Abstract KIM 2

The arrival of graphics processing (GPU) cards suitable for massively parallel computing promises affordable large-scale neural network simulation previously only available at supercomputing facilities. While the raw numbers suggest that GPUs may outperform CPUs by at least an order of magnitude, the challenge is to develop fine-grained parallel algorithms to fully exploit the particular GPUs.

Computation in a neural network is inherently parallel and thus a natural match for GPU architectures: given inputs, the internal state for each neuron can be updated in parallel. Here, we show that for filter-based spiking neurons, like the Spike Response Model, the additive nature of membrane potential dynamics allows additional update parallelism. Additionally, such a formulation means that given input spikes, the numerical error in the membrane potential does not accumulate over time like in models based on differential equations. This makes the simulation of filter-based spiking neurons more suitable for single precision computation, the much-faster native precision of GPUs.

With GPU-specific optimizations, we can simulate in better-than-realtime plausible spiking neural networks comprised of up to 50,000 neurons, processing 40 million spiking events per second. We also show how the performance scales with different network parameters and properties, showing performance up to the order of 600 million spiking events per second for settings with higher connectivity and activity.

Abstract KIM 1

Spiking Neural Network (SNN) is a new class of artificial neural network modeled closely after real biological neurons. Spiking Neurons differ from traditional neuron models significantly as they send impulses called spikes at specific times in all-or-none fashion. The concept of time is therefore introduced into the computation. It has been shown that such an approach better captures the nature of the computation happening in a real brain.

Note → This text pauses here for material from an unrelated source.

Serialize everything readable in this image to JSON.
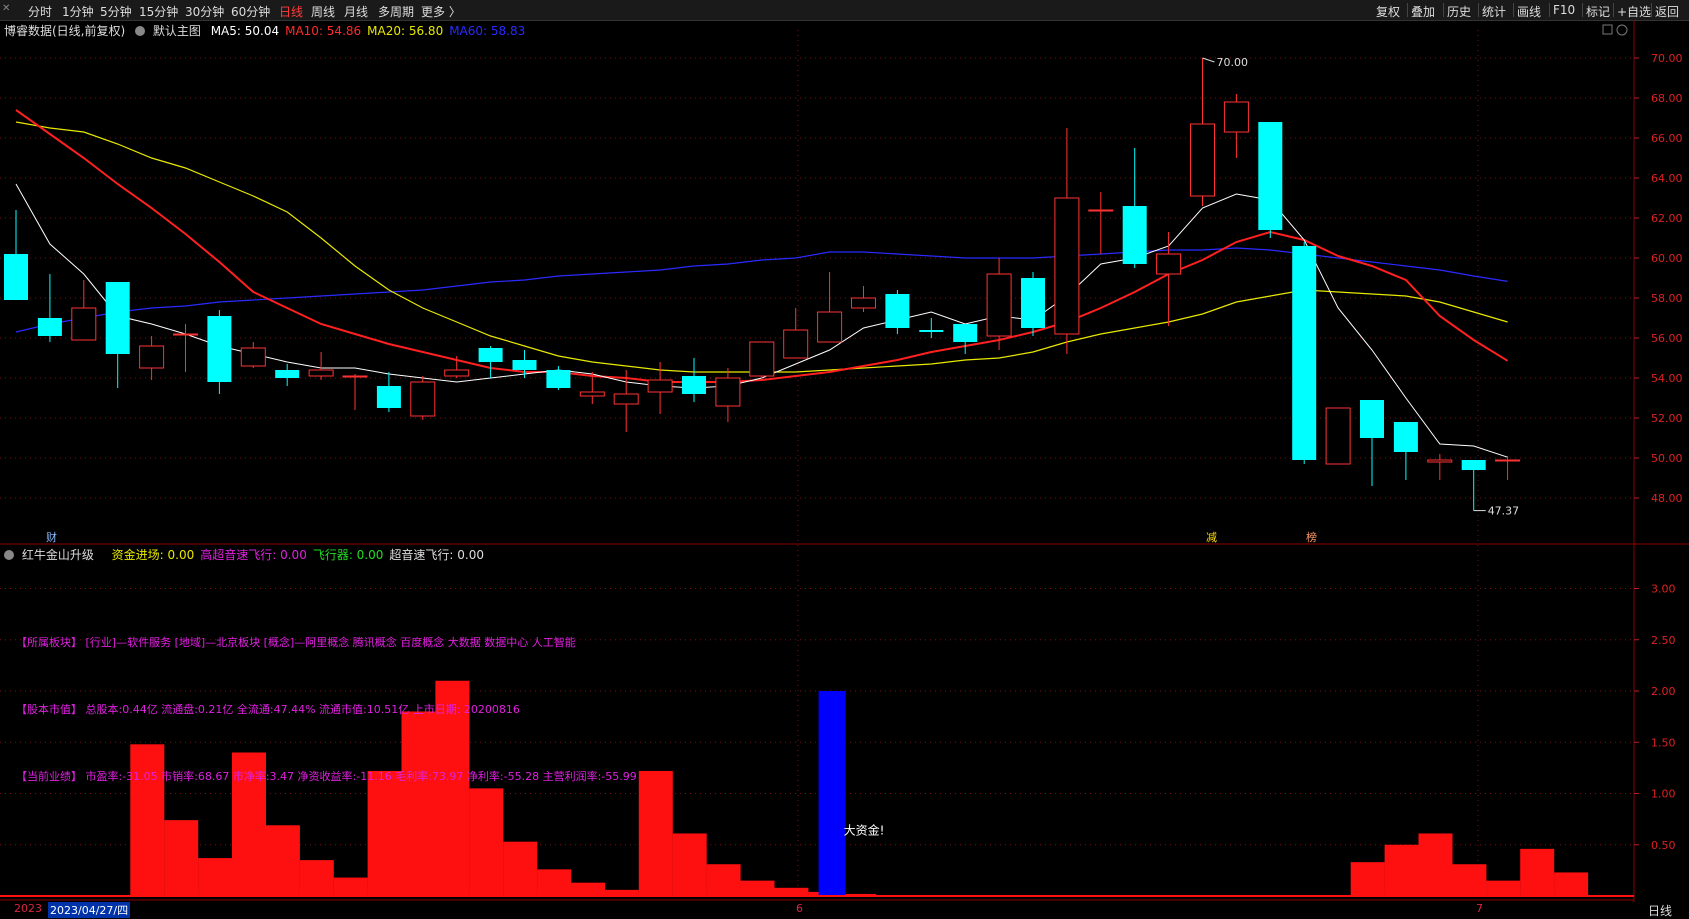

Due to the complexity of the operation and neuron models, and often also complex connectivity pattern, simulation of such a network is computationally intensive, effectively bounding network sizes which can be simulated. As the simulation is also inherently parallel and localized, it can benefit from massively parallel architectures, like modern Graphic Processing Units (GPUs).

One of the applications of large SNNs are Liquid State Machines - a type of Reservoir Computing. In this machine learning model, a large recurrent neural network called liquid or reservoir is used as a dynamical system to effectively map the input into a higher dimensional space. The reservoir itself is not trained, there is a separate trained readout mechanism which maps the reservoir state into the output.

This project aims to develop algorithms for efficient parallel SNN simulation and learning on modern GPUs. Large networks based on the state-of-the-art GLM computational neuron model will also be validated in a Reservoir Computing setting.